This week The Magpie Blog has been continuing a lot of things I started last week and today’s column is no different. Last week on Biz Tips and Branding for Artists, we talked about logo basics. It was a brief overview of what logos are and what they can do for your company.

This week we’re going to look at some free resources you can use to create a logo simply and easily. Do-it-yourself logos are often the best way to get a great look on a budget.

If you’re on your own with making your logo and you don’t have access to a design specific program, then you’re probably best to stick with a text based logo (also known as a logotype or wordmark.)

In this case all you need is access to free font-ware and a word processing program (like Microsoft Word).

The best and easiest place to find free fonts is Google Fonts. They have a current library of 573 fonts (and growing every day).

So let’s say you have a band called The Evil Queen and Jack.

Go to Google Fonts and type in your band’s name. Scroll down until you find a font you like and then follow the steps to download it.

Go to your word processor and open a new document. Start playing around with text and fonts (if you’re using Microsoft Word, you’ll want to check out this page on how to use text boxes).

You might come up with something that looks like this:

In this case you will notice that the font has done most of the work for you. It has an interesting visual look, evokes a slightly majestic feeling and is, dare I say, a little bit opulent.

Next, add some colour:

Then maybe highlight a portion of the words with a different font, like this:

See? It’s really coming together. Try putting some text into different text boxes and adding levels to the image.

And now you’ve got something you can brand with.

If you’re still a little shy about doing this yourself, there are many free or low-cost online options for logo design, but I strongly recommend talking to a designer first. Many graphic designers can provide you with a customized logo design for not as much as you think.

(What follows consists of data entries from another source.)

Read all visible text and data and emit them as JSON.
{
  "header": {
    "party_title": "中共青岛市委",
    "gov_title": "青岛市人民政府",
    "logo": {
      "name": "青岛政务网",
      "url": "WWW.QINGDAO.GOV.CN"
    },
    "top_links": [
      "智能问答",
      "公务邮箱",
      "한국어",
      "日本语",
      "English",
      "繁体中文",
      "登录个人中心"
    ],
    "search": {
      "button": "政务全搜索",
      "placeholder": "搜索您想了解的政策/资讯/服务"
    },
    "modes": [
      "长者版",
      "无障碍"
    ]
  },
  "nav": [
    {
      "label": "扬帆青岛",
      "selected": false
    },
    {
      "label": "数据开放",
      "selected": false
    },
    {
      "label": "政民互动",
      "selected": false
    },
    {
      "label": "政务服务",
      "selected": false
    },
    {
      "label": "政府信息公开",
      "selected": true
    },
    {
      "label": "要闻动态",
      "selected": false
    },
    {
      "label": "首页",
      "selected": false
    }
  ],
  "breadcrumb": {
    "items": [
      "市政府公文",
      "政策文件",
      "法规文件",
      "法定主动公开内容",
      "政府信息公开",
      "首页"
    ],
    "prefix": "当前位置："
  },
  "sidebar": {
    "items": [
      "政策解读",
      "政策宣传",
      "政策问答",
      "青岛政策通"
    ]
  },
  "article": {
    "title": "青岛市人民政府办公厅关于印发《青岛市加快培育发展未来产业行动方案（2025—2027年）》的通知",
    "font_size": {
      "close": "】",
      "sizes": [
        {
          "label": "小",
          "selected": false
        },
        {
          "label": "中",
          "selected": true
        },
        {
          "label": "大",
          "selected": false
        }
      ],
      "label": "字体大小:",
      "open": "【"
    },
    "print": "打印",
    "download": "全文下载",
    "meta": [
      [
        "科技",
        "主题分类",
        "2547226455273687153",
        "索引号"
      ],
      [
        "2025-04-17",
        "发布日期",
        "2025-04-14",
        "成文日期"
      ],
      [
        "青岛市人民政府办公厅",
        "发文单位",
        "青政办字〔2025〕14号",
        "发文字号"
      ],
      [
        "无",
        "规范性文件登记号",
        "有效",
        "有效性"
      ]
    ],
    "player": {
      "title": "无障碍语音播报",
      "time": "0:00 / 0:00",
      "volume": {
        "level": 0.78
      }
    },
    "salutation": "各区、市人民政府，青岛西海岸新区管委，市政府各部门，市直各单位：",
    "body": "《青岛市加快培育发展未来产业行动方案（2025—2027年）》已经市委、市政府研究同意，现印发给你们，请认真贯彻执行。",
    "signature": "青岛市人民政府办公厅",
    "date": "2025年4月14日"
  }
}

If you’re looking for a graphic designer, ask around for references and see if anyone you know has had good experiences with anyone they would recommend. The key to good design is always to find someone who understands your work.

Artists are different. You have different branding and visual needs than, say, McDonald’s. Find someone who will treat you that way, even if that person is you.